Element data from apps and pages:

|---|

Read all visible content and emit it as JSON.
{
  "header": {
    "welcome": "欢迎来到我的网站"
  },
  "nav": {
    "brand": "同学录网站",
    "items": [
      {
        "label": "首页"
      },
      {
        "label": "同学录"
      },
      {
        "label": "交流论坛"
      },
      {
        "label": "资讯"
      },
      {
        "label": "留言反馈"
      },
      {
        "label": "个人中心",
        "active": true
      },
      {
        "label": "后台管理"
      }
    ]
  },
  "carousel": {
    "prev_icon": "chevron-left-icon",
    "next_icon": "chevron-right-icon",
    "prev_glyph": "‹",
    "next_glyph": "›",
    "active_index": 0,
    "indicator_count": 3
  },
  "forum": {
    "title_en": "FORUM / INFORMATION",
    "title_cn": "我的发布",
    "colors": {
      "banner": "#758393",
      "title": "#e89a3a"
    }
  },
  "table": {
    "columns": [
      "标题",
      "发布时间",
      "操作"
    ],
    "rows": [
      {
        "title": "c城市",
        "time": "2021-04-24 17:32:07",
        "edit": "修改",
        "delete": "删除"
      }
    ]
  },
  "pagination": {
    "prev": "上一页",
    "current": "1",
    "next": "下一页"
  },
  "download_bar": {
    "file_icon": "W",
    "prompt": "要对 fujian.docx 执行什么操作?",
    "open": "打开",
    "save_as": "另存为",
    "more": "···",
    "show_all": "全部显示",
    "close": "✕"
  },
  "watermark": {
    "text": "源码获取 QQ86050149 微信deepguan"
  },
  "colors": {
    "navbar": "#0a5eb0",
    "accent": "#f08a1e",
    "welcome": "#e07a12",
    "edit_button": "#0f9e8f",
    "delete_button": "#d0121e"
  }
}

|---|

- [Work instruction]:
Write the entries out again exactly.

- [Your solution]:
Read all visible content and emit it as JSON.
{
  "header": {
    "welcome": "欢迎来到我的网站"
  },
  "nav": {
    "brand": "同学录网站",
    "items": [
      {
        "label": "首页"
      },
      {
        "label": "同学录"
      },
      {
        "label": "交流论坛"
      },
      {
        "label": "资讯"
      },
      {
        "label": "留言反馈"
      },
      {
        "label": "个人中心",
        "active": true
      },
      {
        "label": "后台管理"
      }
    ]
  },
  "carousel": {
    "prev_icon": "chevron-left-icon",
    "next_icon": "chevron-right-icon",
    "prev_glyph": "‹",
    "next_glyph": "›",
    "active_index": 0,
    "indicator_count": 3
  },
  "forum": {
    "title_en": "FORUM / INFORMATION",
    "title_cn": "我的发布",
    "colors": {
      "banner": "#758393",
      "title": "#e89a3a"
    }
  },
  "table": {
    "columns": [
      "标题",
      "发布时间",
      "操作"
    ],
    "rows": [
      {
        "title": "c城市",
        "time": "2021-04-24 17:32:07",
        "edit": "修改",
        "delete": "删除"
      }
    ]
  },
  "pagination": {
    "prev": "上一页",
    "current": "1",
    "next": "下一页"
  },
  "download_bar": {
    "file_icon": "W",
    "prompt": "要对 fujian.docx 执行什么操作?",
    "open": "打开",
    "save_as": "另存为",
    "more": "···",
    "show_all": "全部显示",
    "close": "✕"
  },
  "watermark": {
    "text": "源码获取 QQ86050149 微信deepguan"
  },
  "colors": {
    "navbar": "#0a5eb0",
    "accent": "#f08a1e",
    "welcome": "#e07a12",
    "edit_button": "#0f9e8f",
    "delete_button": "#d0121e"
  }
}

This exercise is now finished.